Work task: Even where a record seems odd, copy it exactly as it appears below.

Exercise material section start

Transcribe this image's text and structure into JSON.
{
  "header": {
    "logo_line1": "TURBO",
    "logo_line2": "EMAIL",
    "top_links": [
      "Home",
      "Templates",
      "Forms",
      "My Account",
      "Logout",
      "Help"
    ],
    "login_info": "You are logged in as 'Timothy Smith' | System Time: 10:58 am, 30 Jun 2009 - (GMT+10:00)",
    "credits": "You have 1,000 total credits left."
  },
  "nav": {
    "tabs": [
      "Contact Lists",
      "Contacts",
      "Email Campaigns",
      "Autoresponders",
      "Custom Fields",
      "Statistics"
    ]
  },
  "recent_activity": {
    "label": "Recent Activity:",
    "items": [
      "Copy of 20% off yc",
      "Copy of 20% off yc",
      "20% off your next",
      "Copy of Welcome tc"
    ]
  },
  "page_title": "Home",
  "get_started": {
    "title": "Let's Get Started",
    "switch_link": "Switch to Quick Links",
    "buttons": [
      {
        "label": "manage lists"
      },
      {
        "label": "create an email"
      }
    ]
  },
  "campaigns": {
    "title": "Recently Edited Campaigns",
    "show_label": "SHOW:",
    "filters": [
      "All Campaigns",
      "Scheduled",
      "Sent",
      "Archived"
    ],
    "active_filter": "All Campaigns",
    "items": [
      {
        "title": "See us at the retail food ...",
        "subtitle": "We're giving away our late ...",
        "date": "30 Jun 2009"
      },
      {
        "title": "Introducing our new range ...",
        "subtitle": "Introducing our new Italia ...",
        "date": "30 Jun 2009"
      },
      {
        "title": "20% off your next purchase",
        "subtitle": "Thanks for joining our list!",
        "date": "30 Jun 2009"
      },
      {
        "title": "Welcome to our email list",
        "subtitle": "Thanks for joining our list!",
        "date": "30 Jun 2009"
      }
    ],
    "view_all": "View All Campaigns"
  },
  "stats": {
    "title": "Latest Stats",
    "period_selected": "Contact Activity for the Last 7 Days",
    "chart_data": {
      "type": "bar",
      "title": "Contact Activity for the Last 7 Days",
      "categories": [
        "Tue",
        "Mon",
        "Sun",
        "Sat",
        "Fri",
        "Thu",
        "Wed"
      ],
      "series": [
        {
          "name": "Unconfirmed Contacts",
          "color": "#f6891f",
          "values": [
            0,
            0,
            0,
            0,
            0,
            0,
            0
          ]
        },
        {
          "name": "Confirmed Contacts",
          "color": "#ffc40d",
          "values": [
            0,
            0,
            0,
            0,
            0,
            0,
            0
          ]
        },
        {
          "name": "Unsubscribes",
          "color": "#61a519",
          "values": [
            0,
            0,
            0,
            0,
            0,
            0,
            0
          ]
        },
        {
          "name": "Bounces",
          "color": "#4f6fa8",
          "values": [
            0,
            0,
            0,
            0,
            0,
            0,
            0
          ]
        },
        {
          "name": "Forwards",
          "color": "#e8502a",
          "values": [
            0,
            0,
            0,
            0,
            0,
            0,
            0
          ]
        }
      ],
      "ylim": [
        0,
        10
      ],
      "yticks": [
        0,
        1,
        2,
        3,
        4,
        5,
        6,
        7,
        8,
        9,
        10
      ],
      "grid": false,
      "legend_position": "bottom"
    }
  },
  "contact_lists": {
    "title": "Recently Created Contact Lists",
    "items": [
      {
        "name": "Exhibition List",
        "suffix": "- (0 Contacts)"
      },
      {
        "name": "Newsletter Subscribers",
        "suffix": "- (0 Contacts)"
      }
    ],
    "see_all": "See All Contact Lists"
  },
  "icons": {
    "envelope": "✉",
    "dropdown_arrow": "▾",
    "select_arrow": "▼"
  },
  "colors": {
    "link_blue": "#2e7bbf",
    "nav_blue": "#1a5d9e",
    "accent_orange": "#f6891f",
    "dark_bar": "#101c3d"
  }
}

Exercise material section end

Solution:
Transcribe this image's text and structure into JSON.
{
  "header": {
    "logo_line1": "TURBO",
    "logo_line2": "EMAIL",
    "top_links": [
      "Home",
      "Templates",
      "Forms",
      "My Account",
      "Logout",
      "Help"
    ],
    "login_info": "You are logged in as 'Timothy Smith' | System Time: 10:58 am, 30 Jun 2009 - (GMT+10:00)",
    "credits": "You have 1,000 total credits left."
  },
  "nav": {
    "tabs": [
      "Contact Lists",
      "Contacts",
      "Email Campaigns",
      "Autoresponders",
      "Custom Fields",
      "Statistics"
    ]
  },
  "recent_activity": {
    "label": "Recent Activity:",
    "items": [
      "Copy of 20% off yc",
      "Copy of 20% off yc",
      "20% off your next",
      "Copy of Welcome tc"
    ]
  },
  "page_title": "Home",
  "get_started": {
    "title": "Let's Get Started",
    "switch_link": "Switch to Quick Links",
    "buttons": [
      {
        "label": "manage lists"
      },
      {
        "label": "create an email"
      }
    ]
  },
  "campaigns": {
    "title": "Recently Edited Campaigns",
    "show_label": "SHOW:",
    "filters": [
      "All Campaigns",
      "Scheduled",
      "Sent",
      "Archived"
    ],
    "active_filter": "All Campaigns",
    "items": [
      {
        "title": "See us at the retail food ...",
        "subtitle": "We're giving away our late ...",
        "date": "30 Jun 2009"
      },
      {
        "title": "Introducing our new range ...",
        "subtitle": "Introducing our new Italia ...",
        "date": "30 Jun 2009"
      },
      {
        "title": "20% off your next purchase",
        "subtitle": "Thanks for joining our list!",
        "date": "30 Jun 2009"
      },
      {
        "title": "Welcome to our email list",
        "subtitle": "Thanks for joining our list!",
        "date": "30 Jun 2009"
      }
    ],
    "view_all": "View All Campaigns"
  },
  "stats": {
    "title": "Latest Stats",
    "period_selected": "Contact Activity for the Last 7 Days",
    "chart_data": {
      "type": "bar",
      "title": "Contact Activity for the Last 7 Days",
      "categories": [
        "Tue",
        "Mon",
        "Sun",
        "Sat",
        "Fri",
        "Thu",
        "Wed"
      ],
      "series": [
        {
          "name": "Unconfirmed Contacts",
          "color": "#f6891f",
          "values": [
            0,
            0,
            0,
            0,
            0,
            0,
            0
          ]
        },
        {
          "name": "Confirmed Contacts",
          "color": "#ffc40d",
          "values": [
            0,
            0,
            0,
            0,
            0,
            0,
            0
          ]
        },
        {
          "name": "Unsubscribes",
          "color": "#61a519",
          "values": [
            0,
            0,
            0,
            0,
            0,
            0,
            0
          ]
        },
        {
          "name": "Bounces",
          "color": "#4f6fa8",
          "values": [
            0,
            0,
            0,
            0,
            0,
            0,
            0
          ]
        },
        {
          "name": "Forwards",
          "color": "#e8502a",
          "values": [
            0,
            0,
            0,
            0,
            0,
            0,
            0
          ]
        }
      ],
      "ylim": [
        0,
        10
      ],
      "yticks": [
        0,
        1,
        2,
        3,
        4,
        5,
        6,
        7,
        8,
        9,
        10
      ],
      "grid": false,
      "legend_position": "bottom"
    }
  },
  "contact_lists": {
    "title": "Recently Created Contact Lists",
    "items": [
      {
        "name": "Exhibition List",
        "suffix": "- (0 Contacts)"
      },
      {
        "name": "Newsletter Subscribers",
        "suffix": "- (0 Contacts)"
      }
    ],
    "see_all": "See All Contact Lists"
  },
  "icons": {
    "envelope": "✉",
    "dropdown_arrow": "▾",
    "select_arrow": "▼"
  },
  "colors": {
    "link_blue": "#2e7bbf",
    "nav_blue": "#1a5d9e",
    "accent_orange": "#f6891f",
    "dark_bar": "#101c3d"
  }
}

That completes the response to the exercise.